The Hussar experiment was carried out in September 2011 with the purpose of acquiring broadband seismic data, including low frequencies, to be used in inversion methods. Three wells located close to the seismic line and a dynamite-source dataset, acquired with three-component 10 Hz geophones, were used for a post-stack inversion test using commercial software. Several low-frequency cut-off filters applied to the data were tested with the 3-5 Hz model being selected as the optimum. The resultant impedance reflects lateral changes that were not present in the initial model and therefore are derived from the seismic reflections. Impedance changes in the target zone shows the general trend and relative variations, which would allow changes in the reservoir as variations in the rock properties occur. A final inversion was performed to simulate traditional approaches when the low-frequency component is absent in the seismic data. Filtered seismic-data (10-15-60-85 Hz) and an initial model with a 10-15 Hz cut-off were used for this test. The results at the well locations show a good match but the lateral variation and character of the events resemble more the initial model character.
Akinnikawe, Oyewande (Texas A&M University) | Chaudhary, Anish (Texas A&M University) | Vasquez, Oscar (Texas A&M University) | Enih, Chijioke (Texas A&M University) | Ehlig-Economides, Christine A. (Texas A&M University)
Previous studies have shown that bulk carbon dioxide (CO2) injection in deep saline aquifers supplies insufficient aquifer storage efficiency and causes excessive risk because of aquifer pressurization. To avoid pressurization, we propose to produce the same volume of brine as is injected as CO2 in a CO2/brine displacement. Two approaches to CO2/brine displacement are considered--an external brine-disposal strategy in which brine is disposed of into another formation such as oilfield brine and an internal saturated brine-injection strategy with which the produced brine is desalinated and reinjected into the same formation. The displacement strategies increase the storage efficiency from 0.48% for the bulk-injection case to more than 7%. A conceptual case study with documented aquifer properties of the Woodbine aquifer in Texas indicates that the available volume is sufficient to store all the CO2 being generated by power plants in the vicinity for approximately 20 years only. However, the CO2/brine displacement increases storage efficiency enough to store the CO2 produced for at least 240 years at the current rate of coal-fired electric-power generation. Sensitivity analyses on relative permeability, permeability, and temperature were conducted to see the effects of these reservoir parameters on storage efficiency.
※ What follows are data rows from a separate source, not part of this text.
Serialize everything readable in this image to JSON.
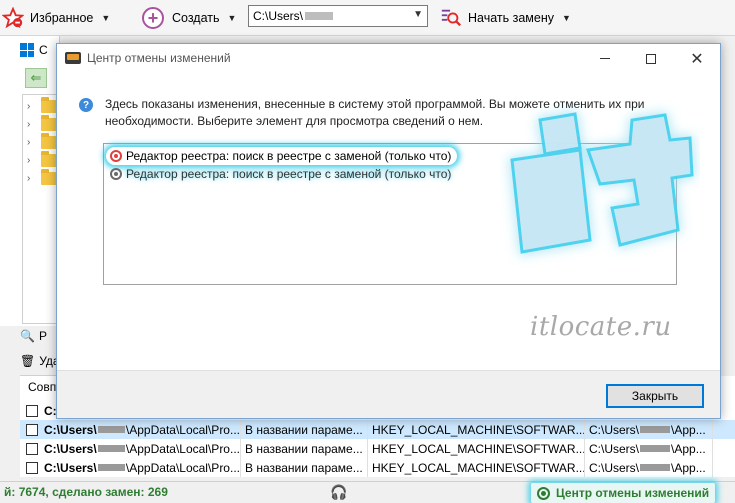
{
  "toolbar": {
    "favorites_label": "Избранное",
    "create_label": "Создать",
    "path_prefix": "C:\\Users\\",
    "start_replace_label": "Начать замену",
    "arrow": "▼"
  },
  "left_panel": {
    "header_label": "С",
    "back_glyph": "⇐",
    "tree_items": 5,
    "search_label": "Р",
    "delete_label": "Уда"
  },
  "table": {
    "header_label": "Совп",
    "rows": [
      {
        "col1_prefix": "C:\\Users\\",
        "col1_suffix": "",
        "col2": "",
        "col3": "",
        "col4": "",
        "selected": false,
        "header_like": true
      },
      {
        "col1_prefix": "C:\\Users\\",
        "col1_suffix": "\\AppData\\Local\\Pro...",
        "col2": "В названии параме...",
        "col3": "HKEY_LOCAL_MACHINE\\SOFTWAR...",
        "col4_prefix": "C:\\Users\\",
        "col4_suffix": "\\App...",
        "selected": true
      },
      {
        "col1_prefix": "C:\\Users\\",
        "col1_suffix": "\\AppData\\Local\\Pro...",
        "col2": "В названии параме...",
        "col3": "HKEY_LOCAL_MACHINE\\SOFTWAR...",
        "col4_prefix": "C:\\Users\\",
        "col4_suffix": "\\App...",
        "selected": false
      },
      {
        "col1_prefix": "C:\\Users\\",
        "col1_suffix": "\\AppData\\Local\\Pro...",
        "col2": "В названии параме...",
        "col3": "HKEY_LOCAL_MACHINE\\SOFTWAR...",
        "col4_prefix": "C:\\Users\\",
        "col4_suffix": "\\App...",
        "selected": false
      }
    ]
  },
  "status": {
    "left_text": "й: 7674, сделано замен: 269",
    "right_text": "Центр отмены изменений"
  },
  "dialog": {
    "title": "Центр отмены изменений",
    "info_text": "Здесь показаны изменения, внесенные в систему этой программой. Вы можете отменить их при необходимости. Выберите элемент для просмотра сведений о нем.",
    "items": [
      "Редактор реестра: поиск в реестре с заменой (только что)",
      "Редактор реестра: поиск в реестре с заменой (только что)"
    ],
    "close_label": "Закрыть",
    "close_glyph": "✕"
  },
  "watermark": {
    "text": "itlocate.ru"
  },
  "colors": {
    "accent_glow": "#28c8e6",
    "status_green": "#2f7d32",
    "favorites_star": "#e02828",
    "create_plus": "#a9539e"
  }
}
For bulk injection, increased permeability resulted in increased storage efficiency, but for the CO2/brine-displacement strategies, decreased permeability increased storage efficiency because this resulted in higher average pressure that increased CO2 storage per unit of pore volume (PV) and increased CO2 viscosity. Also, storage efficiencies for the displacement strategies were highly sensitive to relative permeability. There is an optimal CO2-injection temperature below which the formation-fracturing pressure is lowered and above which CO2 breakthrough occurs for a smaller injection mass. The CO2/brine-displacement approach increased capital expenditures for additional wells and an operating expense for produced-brine disposal, but these additional costs are offset by increased CO2-storage efficiency at least 12 times that achieved by the bulk-injection strategy.